We at The Linux Foundation witness first-hand every day the impact of open source, collaboration and neutral governance on the most promising technologies of our time. It is how most software today is built. Containers are one of the most important innovations in software development and today, with the introduction of the Open Container Project , The Linux Foundation will become the home of this essential infrastructure. This project will prevent fragmentation and enable application portability among platforms, which are the ingredients developers require in order to build and deploy everything from retail and banking applications to streaming media services.
Containers make it easier than ever for developers to build applications quickly right on their laptop and to reach Internet scale on any combination of public and private cloud technologies. Millions of individual developers have found containers are the best way to create and share development environments. And, even more powerful is that those environments can seamlessly be used in production as well, enabling the development Holy Grail of dev/prod parity.
That’s why we applaud Microsoft, Amazon Web Services, Google, Docker and CoreOS, among the other founding members of the Open Container Project, for taking the important steps to build a neutral and collaborative environment where everyone can work together to bring a portable container standard to the cloud.

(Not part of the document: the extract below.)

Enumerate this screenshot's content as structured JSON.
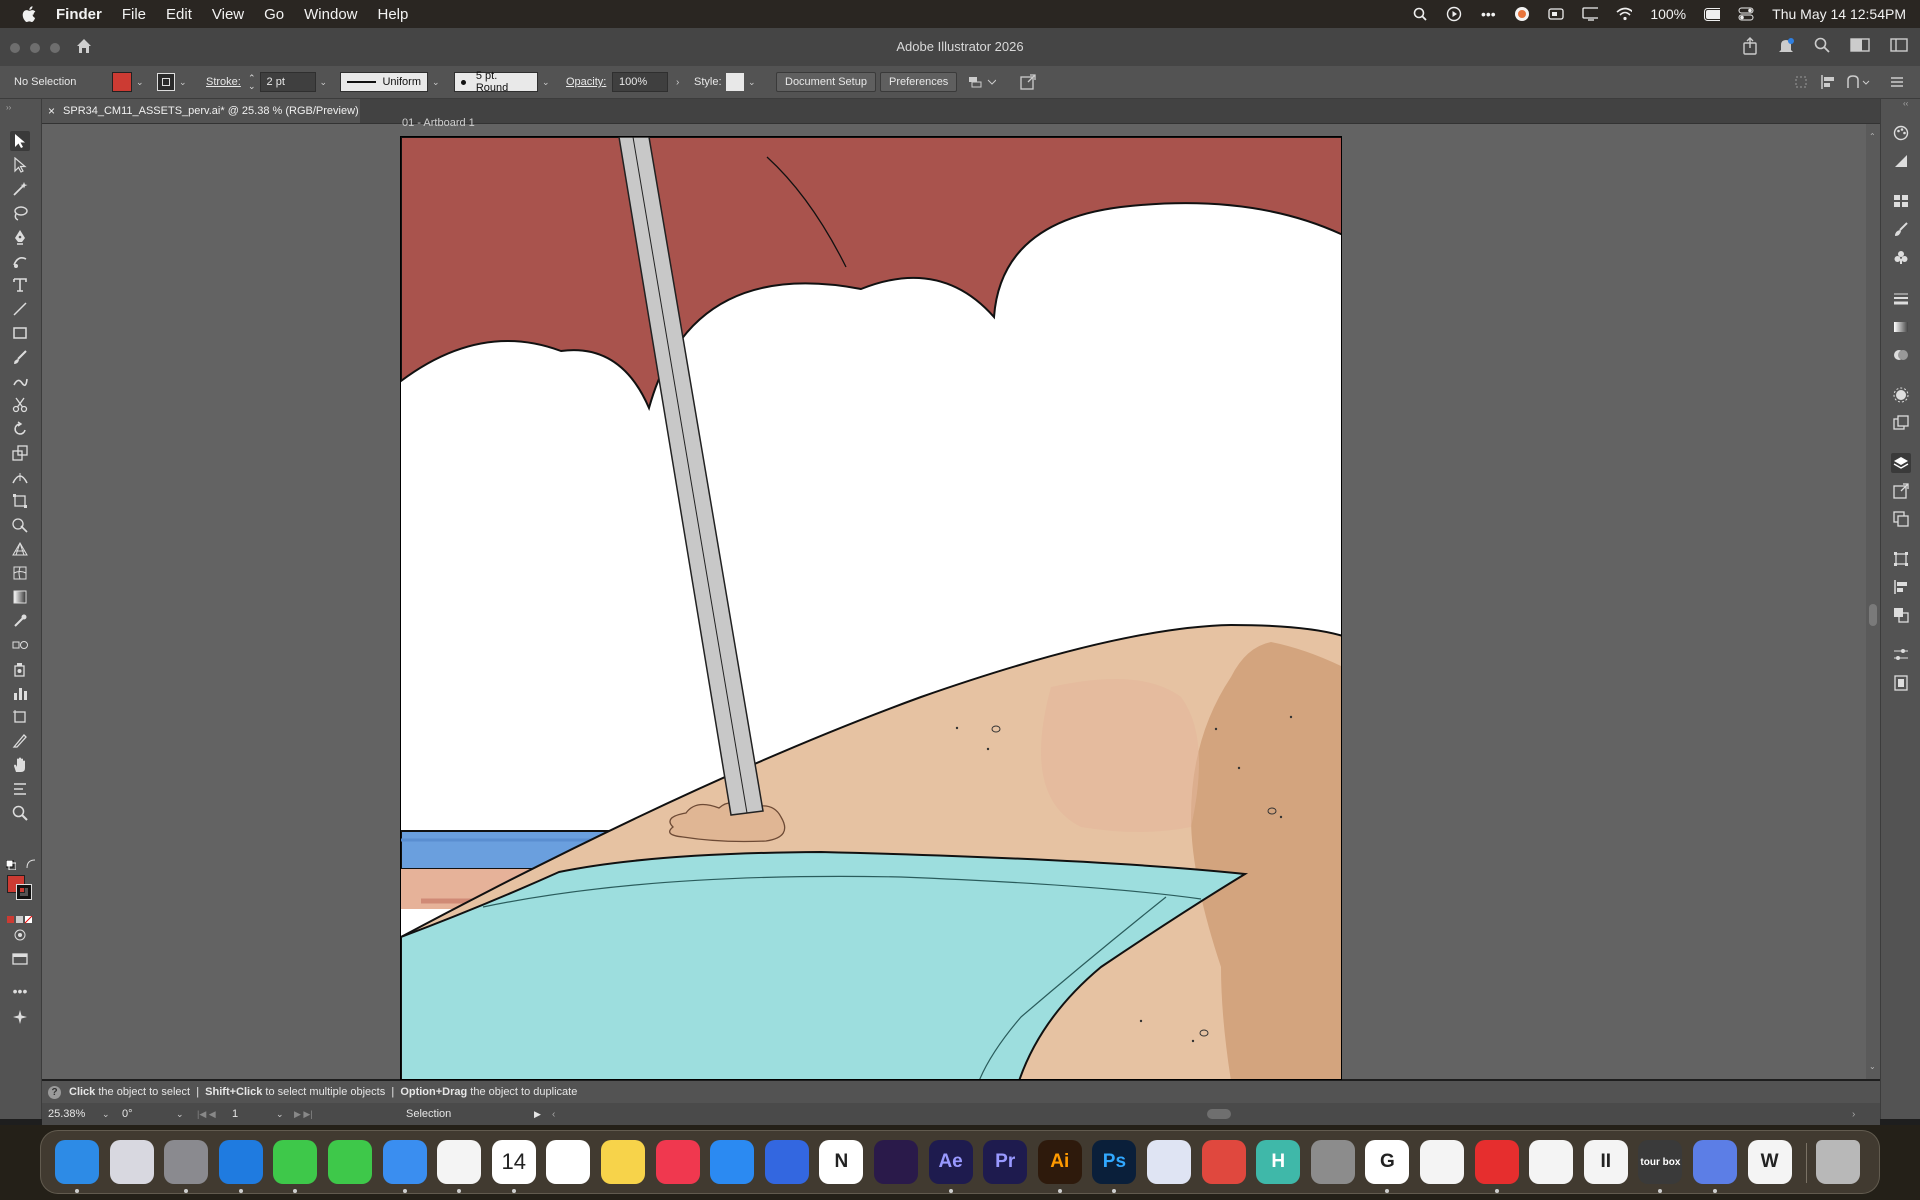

I am extraordinarily excited to be working with nearly every technology company on this project, which I think could be as important to the future of the Internet as intermodal containers have been to globalization. We expect to see a lot of the Open Container Project contributors at ContainerCon in August and look forward to the work ahead of us.